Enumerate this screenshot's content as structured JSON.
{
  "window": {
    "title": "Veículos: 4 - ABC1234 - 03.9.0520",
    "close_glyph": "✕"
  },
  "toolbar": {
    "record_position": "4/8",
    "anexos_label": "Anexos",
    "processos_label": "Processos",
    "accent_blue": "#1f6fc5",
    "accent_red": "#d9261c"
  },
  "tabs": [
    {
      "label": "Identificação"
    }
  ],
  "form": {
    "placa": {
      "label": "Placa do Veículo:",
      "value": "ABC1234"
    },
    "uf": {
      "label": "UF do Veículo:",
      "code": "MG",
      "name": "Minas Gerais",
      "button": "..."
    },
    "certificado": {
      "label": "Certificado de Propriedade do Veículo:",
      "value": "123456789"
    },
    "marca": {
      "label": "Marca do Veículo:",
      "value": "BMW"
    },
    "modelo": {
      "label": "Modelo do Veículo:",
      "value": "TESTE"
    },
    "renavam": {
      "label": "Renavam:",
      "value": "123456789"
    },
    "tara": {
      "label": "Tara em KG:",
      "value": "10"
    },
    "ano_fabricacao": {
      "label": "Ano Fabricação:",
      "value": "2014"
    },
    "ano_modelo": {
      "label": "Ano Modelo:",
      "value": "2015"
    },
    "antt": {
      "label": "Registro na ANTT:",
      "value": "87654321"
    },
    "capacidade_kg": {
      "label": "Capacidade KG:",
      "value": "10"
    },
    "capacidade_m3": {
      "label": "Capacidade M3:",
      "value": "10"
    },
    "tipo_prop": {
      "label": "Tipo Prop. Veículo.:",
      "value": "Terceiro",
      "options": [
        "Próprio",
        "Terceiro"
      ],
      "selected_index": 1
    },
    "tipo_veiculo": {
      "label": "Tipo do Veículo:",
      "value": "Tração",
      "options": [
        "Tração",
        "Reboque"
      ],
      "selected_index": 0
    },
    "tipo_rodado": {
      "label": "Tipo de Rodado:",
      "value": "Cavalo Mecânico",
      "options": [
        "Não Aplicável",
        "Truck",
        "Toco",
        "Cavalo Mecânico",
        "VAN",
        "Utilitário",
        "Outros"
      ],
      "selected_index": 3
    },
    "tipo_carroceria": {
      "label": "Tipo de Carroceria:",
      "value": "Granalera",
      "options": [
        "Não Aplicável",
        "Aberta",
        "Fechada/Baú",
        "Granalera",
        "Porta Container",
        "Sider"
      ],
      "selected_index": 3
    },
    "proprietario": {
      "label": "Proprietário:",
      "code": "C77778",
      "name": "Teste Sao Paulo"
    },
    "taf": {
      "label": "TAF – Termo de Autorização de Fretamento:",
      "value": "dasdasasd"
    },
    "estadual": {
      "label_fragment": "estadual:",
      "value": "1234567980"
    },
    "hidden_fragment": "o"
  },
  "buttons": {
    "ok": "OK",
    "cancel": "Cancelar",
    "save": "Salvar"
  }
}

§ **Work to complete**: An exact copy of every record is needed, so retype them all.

§ **Exercise solution**:
Enumerate this screenshot's content as structured JSON.
{
  "window": {
    "title": "Veículos: 4 - ABC1234 - 03.9.0520",
    "close_glyph": "✕"
  },
  "toolbar": {
    "record_position": "4/8",
    "anexos_label": "Anexos",
    "processos_label": "Processos",
    "accent_blue": "#1f6fc5",
    "accent_red": "#d9261c"
  },
  "tabs": [
    {
      "label": "Identificação"
    }
  ],
  "form": {
    "placa": {
      "label": "Placa do Veículo:",
      "value": "ABC1234"
    },
    "uf": {
      "label": "UF do Veículo:",
      "code": "MG",
      "name": "Minas Gerais",
      "button": "..."
    },
    "certificado": {
      "label": "Certificado de Propriedade do Veículo:",
      "value": "123456789"
    },
    "marca": {
      "label": "Marca do Veículo:",
      "value": "BMW"
    },
    "modelo": {
      "label": "Modelo do Veículo:",
      "value": "TESTE"
    },
    "renavam": {
      "label": "Renavam:",
      "value": "123456789"
    },
    "tara": {
      "label": "Tara em KG:",
      "value": "10"
    },
    "ano_fabricacao": {
      "label": "Ano Fabricação:",
      "value": "2014"
    },
    "ano_modelo": {
      "label": "Ano Modelo:",
      "value": "2015"
    },
    "antt": {
      "label": "Registro na ANTT:",
      "value": "87654321"
    },
    "capacidade_kg": {
      "label": "Capacidade KG:",
      "value": "10"
    },
    "capacidade_m3": {
      "label": "Capacidade M3:",
      "value": "10"
    },
    "tipo_prop": {
      "label": "Tipo Prop. Veículo.:",
      "value": "Terceiro",
      "options": [
        "Próprio",
        "Terceiro"
      ],
      "selected_index": 1
    },
    "tipo_veiculo": {
      "label": "Tipo do Veículo:",
      "value": "Tração",
      "options": [
        "Tração",
        "Reboque"
      ],
      "selected_index": 0
    },
    "tipo_rodado": {
      "label": "Tipo de Rodado:",
      "value": "Cavalo Mecânico",
      "options": [
        "Não Aplicável",
        "Truck",
        "Toco",
        "Cavalo Mecânico",
        "VAN",
        "Utilitário",
        "Outros"
      ],
      "selected_index": 3
    },
    "tipo_carroceria": {
      "label": "Tipo de Carroceria:",
      "value": "Granalera",
      "options": [
        "Não Aplicável",
        "Aberta",
        "Fechada/Baú",
        "Granalera",
        "Porta Container",
        "Sider"
      ],
      "selected_index": 3
    },
    "proprietario": {
      "label": "Proprietário:",
      "code": "C77778",
      "name": "Teste Sao Paulo"
    },
    "taf": {
      "label": "TAF – Termo de Autorização de Fretamento:",
      "value": "dasdasasd"
    },
    "estadual": {
      "label_fragment": "estadual:",
      "value": "1234567980"
    },
    "hidden_fragment": "o"
  },
  "buttons": {
    "ok": "OK",
    "cancel": "Cancelar",
    "save": "Salvar"
  }
}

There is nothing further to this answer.